What really distinguishes participants of TEFR09 from leisure athletes normally participating in marathon events is the amount of training they undertake: the TEFR09 participants had run a mean of 5,523 km (SD 1,874 km, range 2,500 km to 11,440 km) in the last year with a training volume of 106.3 km per week (SD 35.3 km/week, range 50 km to 200 km/week) . This reflects a much more extensive training and pre-race running experience compared to participants of normal (half-) marathon distances (for example, average weekly workload of 14 km of a cohort in a previous study on (half-)marathon runners ). This difference in training volume has also been reported by others  who stated that the emphasis during leisure training is usually more on speed, whereas ultramarathoners focus on duration and thus on endurance. Given their training workload, TEFR09 participants were extremely adapted to the demands of ultramarathon running. This is also supported by the observation that the participants' ultimate goal was completion of the whole multistage race rather than winning single stages. Accordingly, a rather low incidence of exercise-associated hyponatremia in ultramarathoners is reported [33, 57] and short term disturbances to the homeostasis of electrolytes or coagulation that may dominate during short race distances in less trained leisure athletes are rather unlikely to have contributed to the present results.

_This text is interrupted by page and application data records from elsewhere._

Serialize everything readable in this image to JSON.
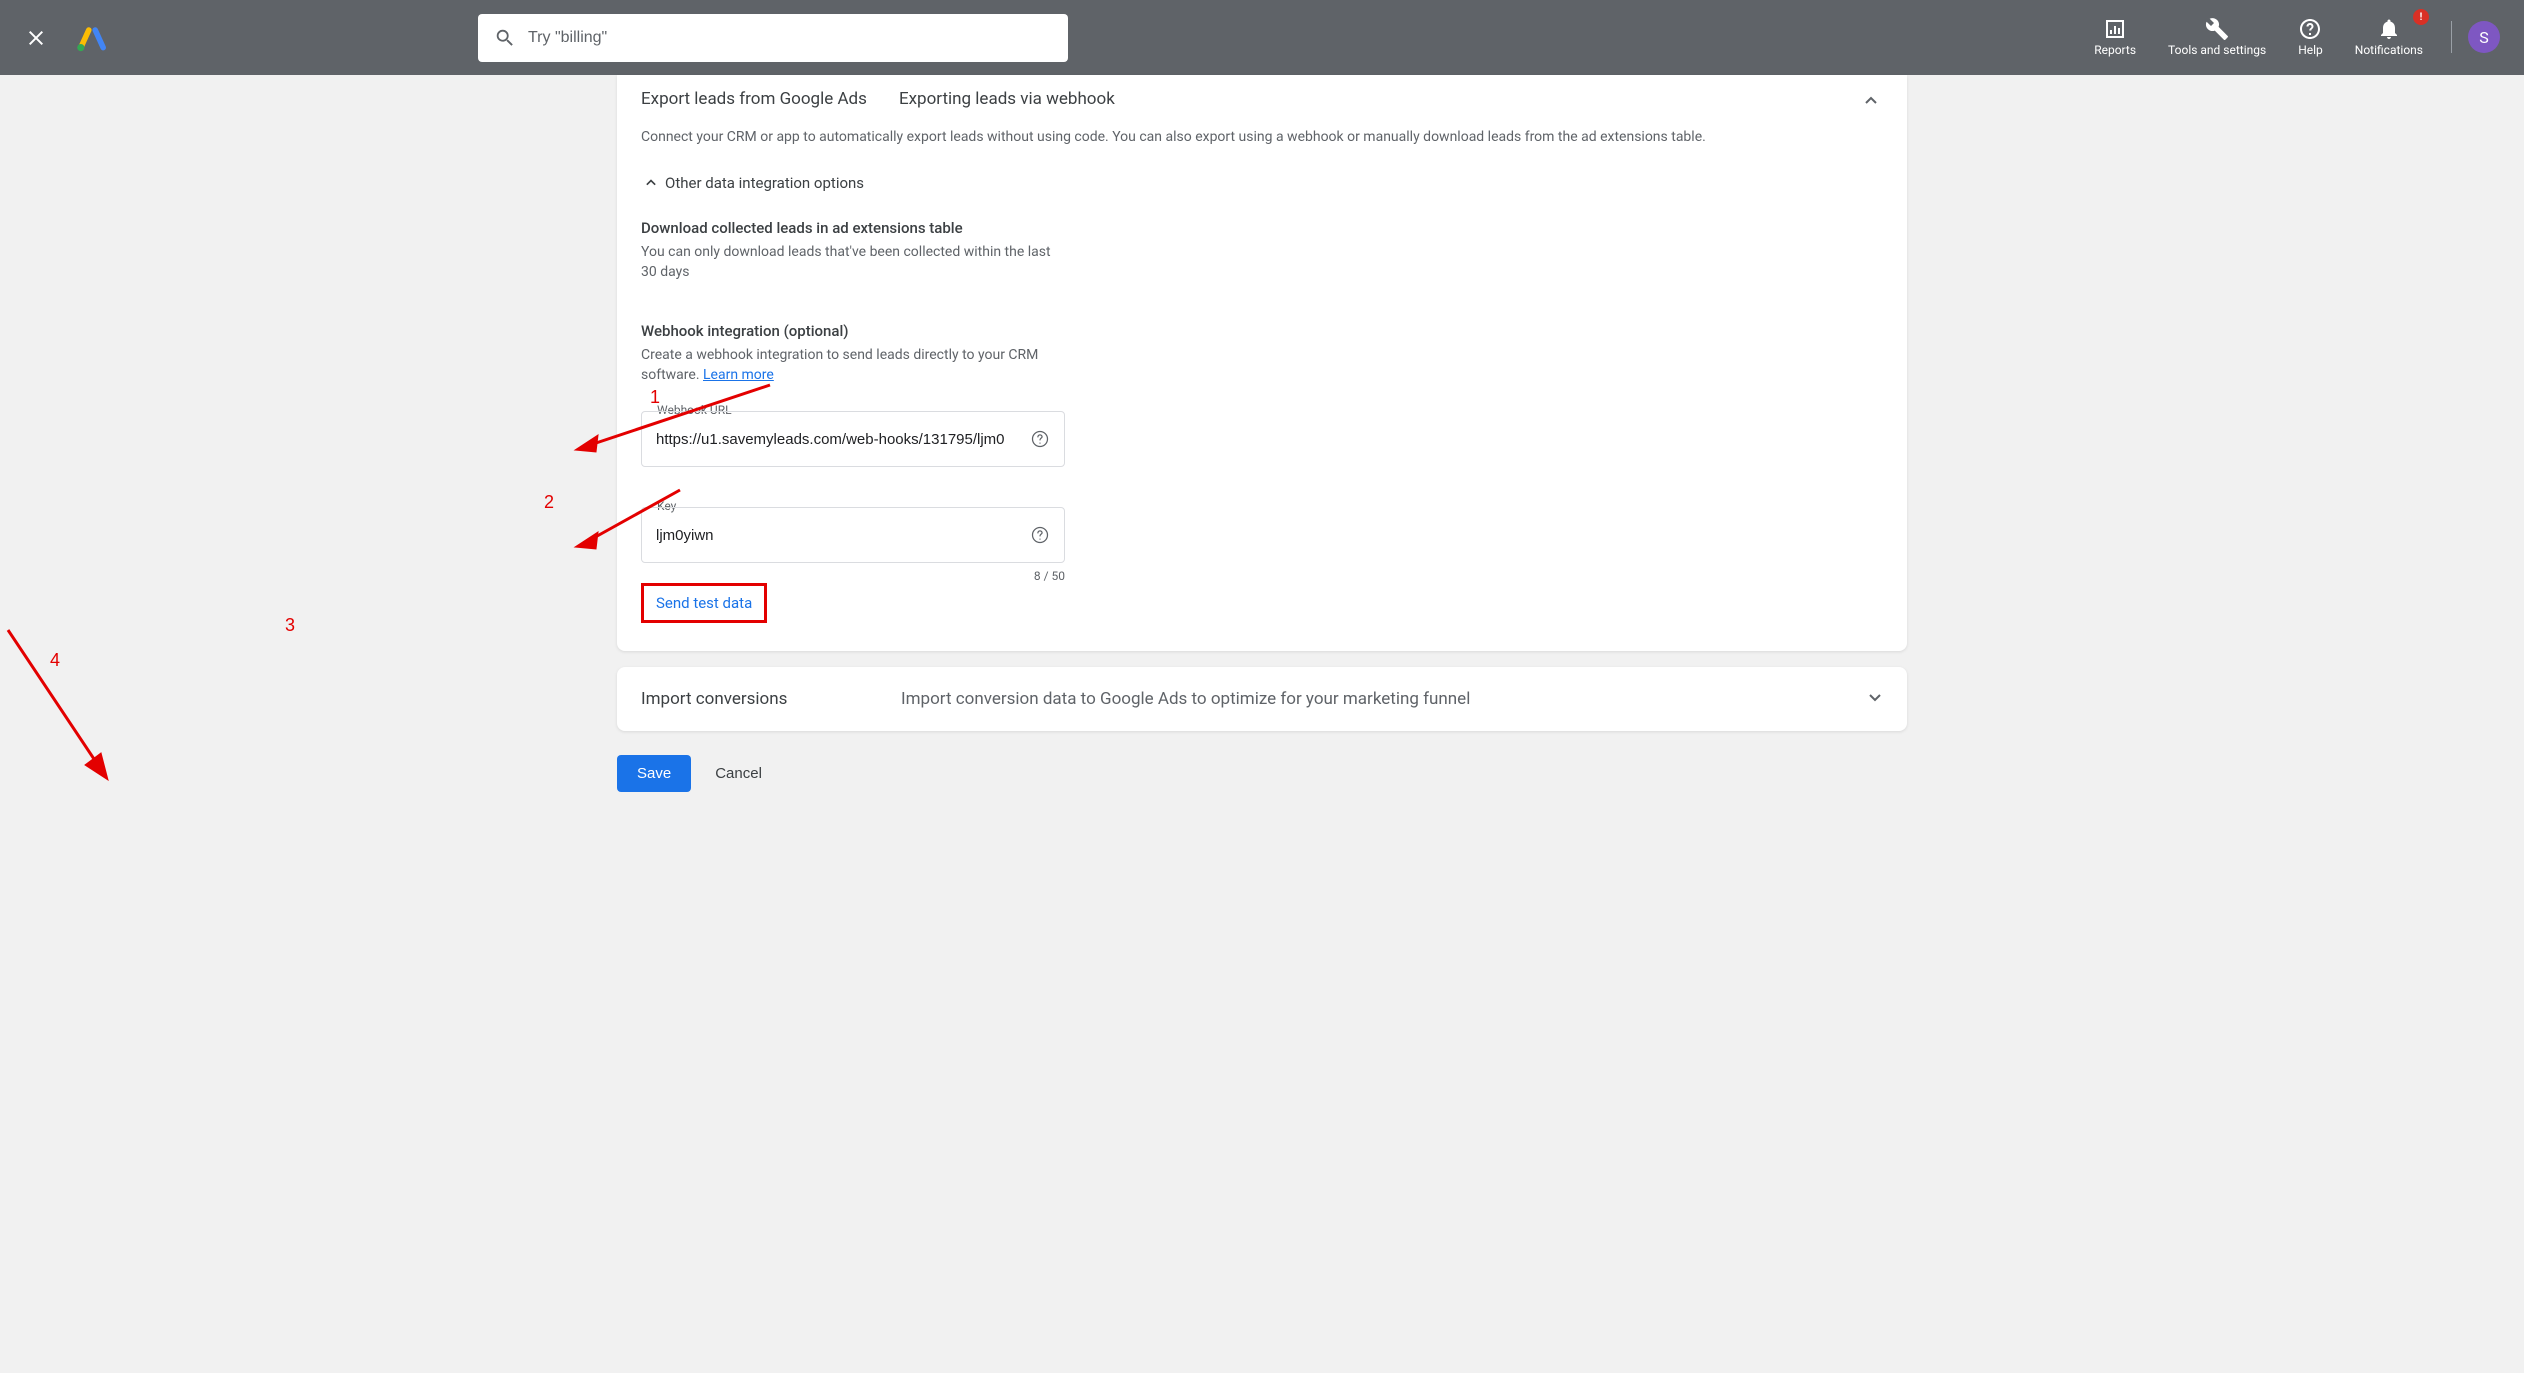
{
  "header": {
    "search_placeholder": "Try \"billing\"",
    "reports": "Reports",
    "tools": "Tools and settings",
    "help": "Help",
    "notifications": "Notifications",
    "notif_badge": "!",
    "avatar_initial": "S"
  },
  "card": {
    "title": "Export leads from Google Ads",
    "subtitle": "Exporting leads via webhook",
    "desc": "Connect your CRM or app to automatically export leads without using code. You can also export using a webhook or manually download leads from the ad extensions table.",
    "toggle_label": "Other data integration options",
    "download_head": "Download collected leads in ad extensions table",
    "download_text": "You can only download leads that've been collected within the last 30 days",
    "webhook_head": "Webhook integration (optional)",
    "webhook_text": "Create a webhook integration to send leads directly to your CRM software. ",
    "learn_more": "Learn more",
    "url_label": "Webhook URL",
    "url_value": "https://u1.savemyleads.com/web-hooks/131795/ljm0",
    "key_label": "Key",
    "key_value": "ljm0yiwn",
    "char_count": "8 / 50",
    "send_test": "Send test data"
  },
  "card2": {
    "title": "Import conversions",
    "desc": "Import conversion data to Google Ads to optimize for your marketing funnel"
  },
  "footer": {
    "save": "Save",
    "cancel": "Cancel"
  },
  "annotations": {
    "n1": "1",
    "n2": "2",
    "n3": "3",
    "n4": "4"
  }
}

Given our above-mentioned criteria of substantiality and reversibility of present GM volume reductions only a subset of the discussed factors seem more likely than others to have contributed to present results. The loss of proteins as a likely relevant factor is further supported by the apparently strong common variation of body weight and GM volume which both returned to the baseline after 8 months. Furthermore, it is not unlikely that the return to baseline also aligned with hypercortisolism and possibly hyponatremia.
Therefore, further research is needed to find out each factor's contribution and their possible interaction leading to substantial and reversible GM volume loss during very long distance running.
Strengths and limits
The main strength of this study was its unique setting with a naturalistic and continuous observation of ultraendurance athletes reaching the limits of physical endurance. However, this setup entailed its own limitation since the number of participating athletes was small and attendance varied. Nevertheless, this is the first study to report brain volume changes or possible brain lesions of multistage ultramarathon runners observed during the race with a mobile MRI scanner. Since this truck-mounted scanner was available only for the run, scanning before the race and on follow-up had to be performed on different scanners although these MRI scanners were identical models and used identical sequence parameters. Due to the scanning on different scanners this report is limited to the exploration of global brain volumes, which are thought to be much less sensitive to the problem of using different MRI scanners than voxel based morphometric analyses of regional volume differences. Furthermore, a calculation of total intracranial volume has shown that measurements were nearly identical across the different scanners. Variations of intracranial volumes were statistically insignificant and with 0.3% of the total more than a magnitude less than observed gray matter volume changes of 6%. Also, the results are deemed plausible, since the measurements during the race were performed on the same mobile scanner and the volume decrease continues from timepoint 1 over 2 to 3. This is expected because of the protracted metabolic load during the run. Systematic errors due to the change of the scanner between timepoint 1 and 2 would affect only the first comparison.
Therefore, present results on GM volumes changes over time are thought to be robust, although they had to be acquired on different scanners.